DATA SHOWN section start

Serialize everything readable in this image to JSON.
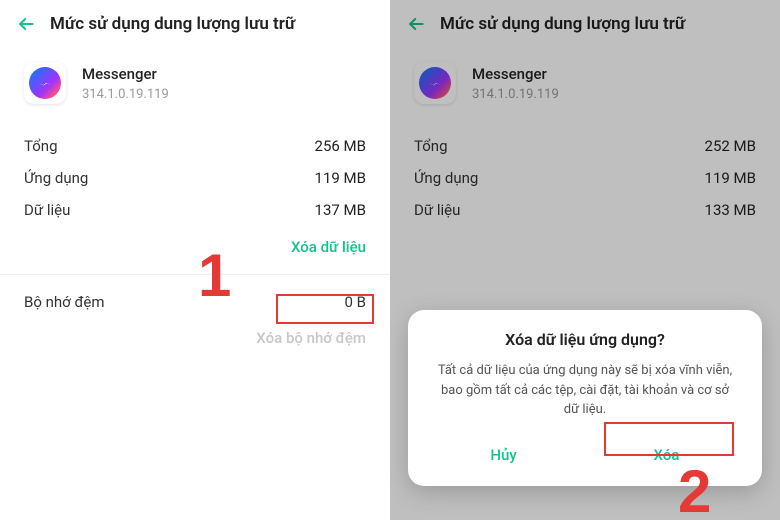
{
  "header": {
    "title": "Mức sử dụng dung lượng lưu trữ"
  },
  "app": {
    "name": "Messenger",
    "version": "314.1.0.19.119"
  },
  "left": {
    "stats": {
      "total_label": "Tổng",
      "total_value": "256 MB",
      "app_label": "Ứng dụng",
      "app_value": "119 MB",
      "data_label": "Dữ liệu",
      "data_value": "137 MB"
    },
    "clear_data": "Xóa dữ liệu",
    "cache_label": "Bộ nhớ đệm",
    "cache_value": "0 B",
    "clear_cache": "Xóa bộ nhớ đệm"
  },
  "right": {
    "stats": {
      "total_label": "Tổng",
      "total_value": "252 MB",
      "app_label": "Ứng dụng",
      "app_value": "119 MB",
      "data_label": "Dữ liệu",
      "data_value": "133 MB"
    }
  },
  "dialog": {
    "title": "Xóa dữ liệu ứng dụng?",
    "body": "Tất cả dữ liệu của ứng dụng này sẽ bị xóa vĩnh viễn, bao gồm tất cả các tệp, cài đặt, tài khoản và cơ sở dữ liệu.",
    "cancel": "Hủy",
    "confirm": "Xóa"
  },
  "annotations": {
    "step1": "1",
    "step2": "2"
  }
}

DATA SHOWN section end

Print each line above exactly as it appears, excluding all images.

● **ANSWER SECTION**
Serialize everything readable in this image to JSON.
{
  "header": {
    "title": "Mức sử dụng dung lượng lưu trữ"
  },
  "app": {
    "name": "Messenger",
    "version": "314.1.0.19.119"
  },
  "left": {
    "stats": {
      "total_label": "Tổng",
      "total_value": "256 MB",
      "app_label": "Ứng dụng",
      "app_value": "119 MB",
      "data_label": "Dữ liệu",
      "data_value": "137 MB"
    },
    "clear_data": "Xóa dữ liệu",
    "cache_label": "Bộ nhớ đệm",
    "cache_value": "0 B",
    "clear_cache": "Xóa bộ nhớ đệm"
  },
  "right": {
    "stats": {
      "total_label": "Tổng",
      "total_value": "252 MB",
      "app_label": "Ứng dụng",
      "app_value": "119 MB",
      "data_label": "Dữ liệu",
      "data_value": "133 MB"
    }
  },
  "dialog": {
    "title": "Xóa dữ liệu ứng dụng?",
    "body": "Tất cả dữ liệu của ứng dụng này sẽ bị xóa vĩnh viễn, bao gồm tất cả các tệp, cài đặt, tài khoản và cơ sở dữ liệu.",
    "cancel": "Hủy",
    "confirm": "Xóa"
  },
  "annotations": {
    "step1": "1",
    "step2": "2"
  }
}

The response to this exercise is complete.